TAMPA — Kids know what they're talking about when it comes to rating their own teachers.
That's an early finding from a two-year, $45 million effort by the Bill & Melinda Gates Foundation to videotape teachers in seven urban school districts across the country, including Hillsborough County, to find out what makes them effective.
Even before that videotaping has been completed or analyzed, the study's use of surveys suggests that students can be useful reporters on what's going on in their classrooms.
"Student perceptions are reliable, informative and predictive" of teacher effectiveness, said Thomas Kane, a Harvard University professor and deputy director of education programs at the Gates Foundation. "What we found is the students know."
In Hillsborough, around 720 teachers gave students surveys and extra tests last year, in addition to letting researchers videotape four lessons. While some of those teachers have retired or switched schools, the study is continuing this year in around 520 classes. The study is also being conducted in Memphis, Dallas, Charlotte, N.C., Denver, New York, and Pittsburgh.
Until now, teacher evaluations in such districts have generally been driven solely by a principal's visit to the classroom and have done a poor job of distinguishing between strong and weak teachers. In 2008 Hillsborough rated 99.5 percent of its teachers as satisfactory or outstanding.
This year the district has overhauled its evaluation system using a separate, $100 million grant from the Gates Foundation. Forty percent of teachers' ratings will be based on a three-year calculation of how much they contribute to each student's learning, based on test scores.
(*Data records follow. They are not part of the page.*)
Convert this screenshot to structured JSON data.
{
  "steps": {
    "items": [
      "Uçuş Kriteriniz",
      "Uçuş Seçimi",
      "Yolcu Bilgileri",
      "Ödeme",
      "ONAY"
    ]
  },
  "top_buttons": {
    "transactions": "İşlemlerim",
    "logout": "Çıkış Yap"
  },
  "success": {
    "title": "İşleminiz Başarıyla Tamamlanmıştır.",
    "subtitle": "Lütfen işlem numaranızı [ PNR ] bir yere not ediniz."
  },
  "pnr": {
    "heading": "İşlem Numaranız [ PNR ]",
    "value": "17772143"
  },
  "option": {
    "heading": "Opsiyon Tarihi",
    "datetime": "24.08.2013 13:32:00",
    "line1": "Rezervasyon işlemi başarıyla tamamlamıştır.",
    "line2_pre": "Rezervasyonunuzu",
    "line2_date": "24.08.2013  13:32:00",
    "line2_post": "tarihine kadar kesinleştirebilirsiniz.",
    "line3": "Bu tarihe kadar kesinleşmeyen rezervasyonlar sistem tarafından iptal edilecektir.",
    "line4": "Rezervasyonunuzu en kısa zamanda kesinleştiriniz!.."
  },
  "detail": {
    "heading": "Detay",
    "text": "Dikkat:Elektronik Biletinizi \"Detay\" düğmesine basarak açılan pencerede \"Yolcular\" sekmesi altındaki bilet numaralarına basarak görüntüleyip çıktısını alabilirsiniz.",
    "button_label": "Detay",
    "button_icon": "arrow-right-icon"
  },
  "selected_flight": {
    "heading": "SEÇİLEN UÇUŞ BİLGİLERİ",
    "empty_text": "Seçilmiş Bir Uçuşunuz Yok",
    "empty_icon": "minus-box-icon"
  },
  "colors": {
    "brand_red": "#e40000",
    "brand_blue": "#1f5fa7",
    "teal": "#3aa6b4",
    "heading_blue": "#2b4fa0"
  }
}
The remainder will be based on evaluations by the principal and a peer evaluator.
Speaking in a conference call Friday, Kane said the national videotaping study should help researchers design teacher evaluation systems that don't rely solely on principals or test scores.
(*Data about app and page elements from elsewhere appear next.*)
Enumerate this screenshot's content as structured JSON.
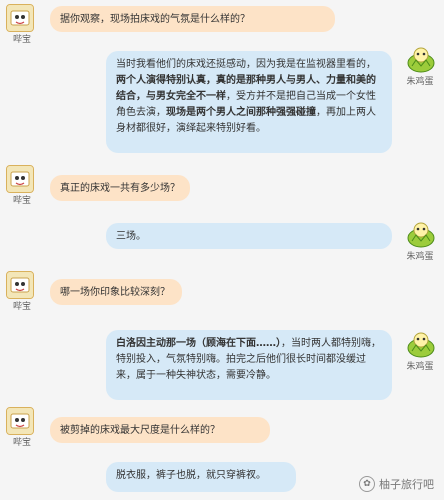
{
  "chat": {
    "messages": [
      {
        "side": "left",
        "name": "哔宝",
        "text": "据你观察，现场拍床戏的气氛是什么样的？"
      },
      {
        "side": "right",
        "name": "朱鸡蛋",
        "parts": [
          {
            "t": "当时我看他们的床戏还挺感动，因为我是在监视器里看的，"
          },
          {
            "b": "两个人演得特别认真，真的是那种男人与男人、力量和美的结合，与男女完全不一样"
          },
          {
            "t": "，受方并不是把自己当成一个女性角色去演，"
          },
          {
            "b": "现场是两个男人之间那种强强碰撞"
          },
          {
            "t": "，再加上两人身材都很好，演绎起来特别好看。"
          }
        ]
      },
      {
        "side": "left",
        "name": "哔宝",
        "text": "真正的床戏一共有多少场？"
      },
      {
        "side": "right",
        "name": "朱鸡蛋",
        "text": "三场。"
      },
      {
        "side": "left",
        "name": "哔宝",
        "text": "哪一场你印象比较深刻？"
      },
      {
        "side": "right",
        "name": "朱鸡蛋",
        "parts": [
          {
            "b": "白洛因主动那一场（顾海在下面……）"
          },
          {
            "t": "，当时两人都特别嗨，特别投入，气氛特别嗨。拍完之后他们很长时间都没缓过来，属于一种失神状态，需要冷静。"
          }
        ]
      },
      {
        "side": "left",
        "name": "哔宝",
        "text": "被剪掉的床戏最大尺度是什么样的？"
      },
      {
        "side": "right",
        "name": "朱鸡蛋",
        "text": "脱衣服，裤子也脱，就只穿裤衩。"
      }
    ]
  },
  "watermark": {
    "text": "柚子旅行吧"
  },
  "colors": {
    "left_bubble": "#fde3c7",
    "right_bubble": "#d6e9f7",
    "page_bg": "#f5f5f5"
  }
}
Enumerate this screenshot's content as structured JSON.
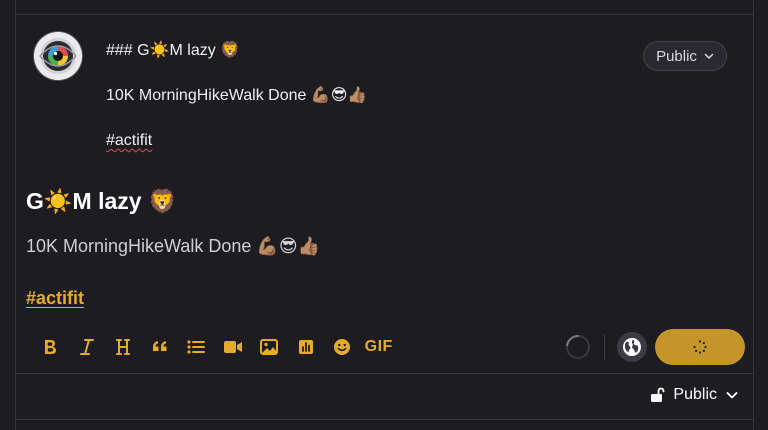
{
  "editor": {
    "line1": "### G☀️M lazy 🦁",
    "line2": "10K MorningHikeWalk Done 💪🏽😎👍🏽",
    "line3": "#actifit"
  },
  "audience_select": {
    "label": "Public"
  },
  "preview": {
    "title": "G☀️M lazy 🦁",
    "body": "10K MorningHikeWalk Done 💪🏽😎👍🏽",
    "tag": "#actifit"
  },
  "toolbar": {
    "gif_label": "GIF",
    "tools": [
      "bold-icon",
      "italic-icon",
      "heading-icon",
      "quote-icon",
      "list-icon",
      "video-icon",
      "image-icon",
      "poll-icon",
      "emoji-icon",
      "gif-icon"
    ]
  },
  "footer": {
    "visibility_label": "Public"
  },
  "colors": {
    "accent": "#e5aa2e",
    "post_button": "#c5952a",
    "background": "#1d1c21"
  }
}
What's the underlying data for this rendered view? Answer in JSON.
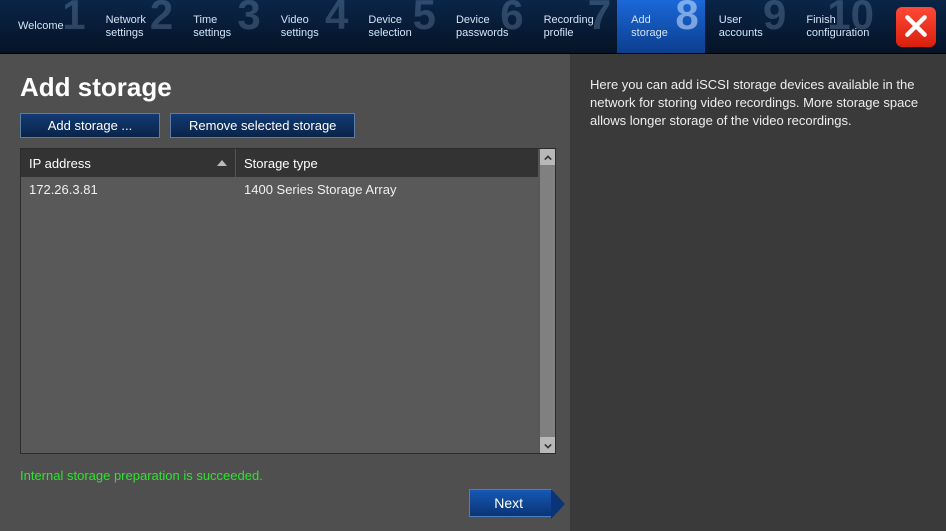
{
  "steps": [
    {
      "num": "1",
      "l1": "Welcome",
      "l2": ""
    },
    {
      "num": "2",
      "l1": "Network",
      "l2": "settings"
    },
    {
      "num": "3",
      "l1": "Time",
      "l2": "settings"
    },
    {
      "num": "4",
      "l1": "Video",
      "l2": "settings"
    },
    {
      "num": "5",
      "l1": "Device",
      "l2": "selection"
    },
    {
      "num": "6",
      "l1": "Device",
      "l2": "passwords"
    },
    {
      "num": "7",
      "l1": "Recording",
      "l2": "profile"
    },
    {
      "num": "8",
      "l1": "Add",
      "l2": "storage"
    },
    {
      "num": "9",
      "l1": "User",
      "l2": "accounts"
    },
    {
      "num": "10",
      "l1": "Finish",
      "l2": "configuration"
    }
  ],
  "active_step_index": 7,
  "page_title": "Add storage",
  "buttons": {
    "add": "Add storage ...",
    "remove": "Remove selected storage",
    "next": "Next"
  },
  "table": {
    "headers": {
      "ip": "IP address",
      "type": "Storage type"
    },
    "rows": [
      {
        "ip": "172.26.3.81",
        "type": "1400 Series Storage Array"
      }
    ]
  },
  "status_text": "Internal storage preparation is succeeded.",
  "help_text": "Here you can add iSCSI storage devices available in the network for storing video recordings. More storage space allows longer storage of the video recordings."
}
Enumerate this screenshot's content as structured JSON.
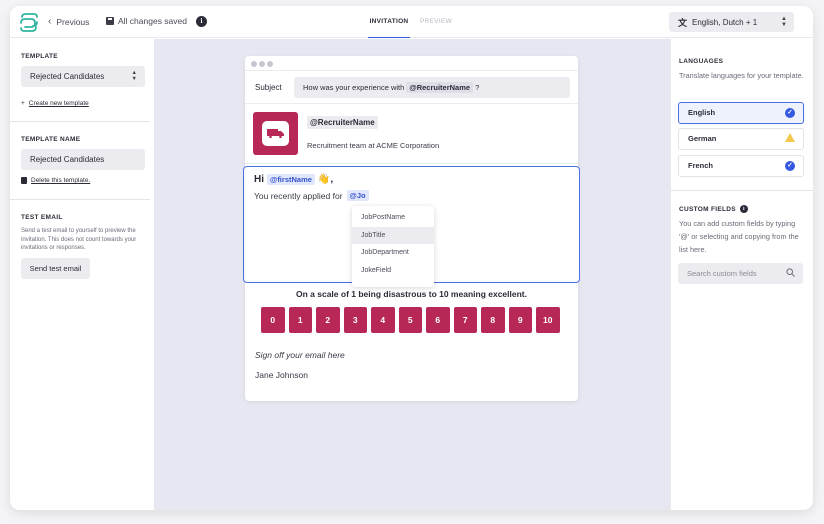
{
  "topbar": {
    "previous_label": "Previous",
    "saved_label": "All changes saved",
    "tabs": [
      {
        "label": "INVITATION",
        "active": true
      },
      {
        "label": "PREVIEW",
        "active": false
      }
    ],
    "language_select": "English, Dutch + 1"
  },
  "left": {
    "template_title": "TEMPLATE",
    "template_value": "Rejected Candidates",
    "create_link": "Create new template",
    "name_title": "TEMPLATE NAME",
    "name_value": "Rejected Candidates",
    "delete_link": "Delete this template.",
    "test_title": "TEST EMAIL",
    "test_desc": "Send a test email to yourself to preview the invitation. This does not count towards your invitations or responses.",
    "test_button": "Send test email"
  },
  "email": {
    "subject_label": "Subject",
    "subject_text": "How was your experience with",
    "subject_tag": "@RecruiterName",
    "subject_suffix": "?",
    "sender_tag": "@RecruiterName",
    "sender_role": "Recruitment team at ACME Corporation",
    "greeting": "Hi",
    "greeting_mention": "@firstName",
    "greeting_emoji": "👋",
    "greeting_suffix": ",",
    "applied_text": "You recently applied for",
    "applied_mention": "@Jo",
    "suggestions": [
      "JobPostName",
      "JobTitle",
      "JobDepartment",
      "JokeField"
    ],
    "scale_question": "On a scale of 1 being disastrous to 10 meaning excellent.",
    "scale": [
      "0",
      "1",
      "2",
      "3",
      "4",
      "5",
      "6",
      "7",
      "8",
      "9",
      "10"
    ],
    "signoff": "Sign off your email here",
    "signer": "Jane Johnson"
  },
  "right": {
    "languages_title": "LANGUAGES",
    "languages_desc": "Translate languages for your template.",
    "languages": [
      {
        "name": "English",
        "status": "check",
        "selected": true
      },
      {
        "name": "German",
        "status": "warning",
        "selected": false
      },
      {
        "name": "French",
        "status": "check",
        "selected": false
      }
    ],
    "custom_title": "CUSTOM FIELDS",
    "custom_desc": "You can add custom fields by typing '@' or selecting and copying from the list here.",
    "search_placeholder": "Search custom fields"
  },
  "colors": {
    "accent": "#3559e0",
    "brand": "#b72856",
    "warning": "#f2c94c"
  }
}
"The answer is to add in other measures to determine whether a teacher is effective," he added. "Student perceptions would help on that."
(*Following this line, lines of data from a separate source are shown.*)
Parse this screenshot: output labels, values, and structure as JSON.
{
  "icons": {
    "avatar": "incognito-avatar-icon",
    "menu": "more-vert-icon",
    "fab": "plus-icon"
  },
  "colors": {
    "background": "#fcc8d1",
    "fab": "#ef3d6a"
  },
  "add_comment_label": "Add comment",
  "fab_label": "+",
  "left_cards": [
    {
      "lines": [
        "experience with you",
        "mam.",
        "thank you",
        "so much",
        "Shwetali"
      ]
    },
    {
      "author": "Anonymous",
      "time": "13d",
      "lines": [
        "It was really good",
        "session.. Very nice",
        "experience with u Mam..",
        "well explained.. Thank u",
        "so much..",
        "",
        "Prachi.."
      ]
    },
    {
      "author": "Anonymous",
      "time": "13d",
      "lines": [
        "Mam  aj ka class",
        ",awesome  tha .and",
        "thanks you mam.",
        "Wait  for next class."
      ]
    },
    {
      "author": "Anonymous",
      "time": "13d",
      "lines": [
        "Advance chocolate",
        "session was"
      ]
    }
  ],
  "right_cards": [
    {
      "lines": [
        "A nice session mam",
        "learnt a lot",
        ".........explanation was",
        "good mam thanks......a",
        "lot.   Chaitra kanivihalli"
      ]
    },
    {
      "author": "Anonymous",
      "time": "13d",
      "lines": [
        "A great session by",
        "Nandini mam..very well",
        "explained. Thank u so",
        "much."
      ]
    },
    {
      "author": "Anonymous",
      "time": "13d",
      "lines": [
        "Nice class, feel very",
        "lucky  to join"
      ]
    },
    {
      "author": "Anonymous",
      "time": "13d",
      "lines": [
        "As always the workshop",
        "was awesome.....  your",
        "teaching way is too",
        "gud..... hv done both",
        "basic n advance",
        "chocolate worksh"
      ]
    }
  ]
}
In the confidential surveys, students in the seven districts were asked whether they agreed or disagreed with statements such as: "We use time well in this class and we don't waste time," "In this class we learn a lot almost every day," and "Students in this class treat the teacher with respect."
The students ranged mostly from grades 4 through 8 and, Kane said, their responses tended to cluster in one direction or the other. In a quarter of the classrooms, around 70 percent of students said their teachers didn't waste time. But in another quarter of classrooms, less than a third of students agreed with that statement.
Classrooms that responded positively to such questions tended to do better on state tests like the Florida Comprehensive Assessment Test, Kane said.
And do students perform better if their teachers "teach to the test" and cram for the FCAT? Not at all.
"Those were not the classrooms that on average showed the larger student achievement gains on the state test," Kane said.
In another finding, most teachers whose students performed well on state tests did equally well on a more complex, problem-solving test the researchers gave to students.
But there was also a small group of teachers whose students performed better on the tougher test, suggesting that tests like the FCAT might not be capturing all of the things that effective teachers do in the classroom.
By videotaping 13,000 lessons last year, and a similar number this year, researchers hope to shed more light on the traits of high-performing teachers. Such information could help principals do a better job of evaluating teachers by helping them to focus on what works, Kane said.
Organizing the study in Hillsborough and gaining parent consent for children to be videotaped required a massive effort, said district project coordinator Faychone Durant.
Teachers earned a $1,500 stipend out of a $2.2 million Gates grant for volunteering.
And the Hillsborough Education Foundation used around $370,000 of that money to gather parent consent forms from each participating student. Much of that was spent to give families a $10 gift card to McDonalds or AMC movies — a small incentive to return the forms.
"We did that in Hillsborough County because we are an active consent county," Durant said, referring to district policy. "We have to have every parent's consent, yes or no."
A small number of families declined to participate, and their children were seated in a "dead zone" out of view of the camera.
For Rebecca Fedele, an eighth-grade language arts teacher at Giunta Middle School, the program has already brought benefits. Just being able to watch herself teaching has been helpful, she said.
"You kind of get to see things through the students' eyes about your teaching," she said. "While you're watching it you think, 'Oh, I didn't explain that as well as I thought I did.'"
Students were a little nervous at first, but they soon forgot about the camera and behaved normally. Some acted out, and others showed off under the extra attention.
"After the first round of it, they kind of thought, 'Okay, this isn't as exciting as I thought it would be,' " said Fedele, 29.
It is, perhaps, more exciting for their teacher, now in her sixth year. She sees a chance to help her entire profession get a little bit better and reach a few more students.
"I'm really hoping it will provide some information on what does make a teacher effective," Fedele said. "It's not just knowing the subject matter or coming in and having a relationship with kids. It's a multitude of things."
Tom Marshall can be reached at email@example.com or (813) 226-3400.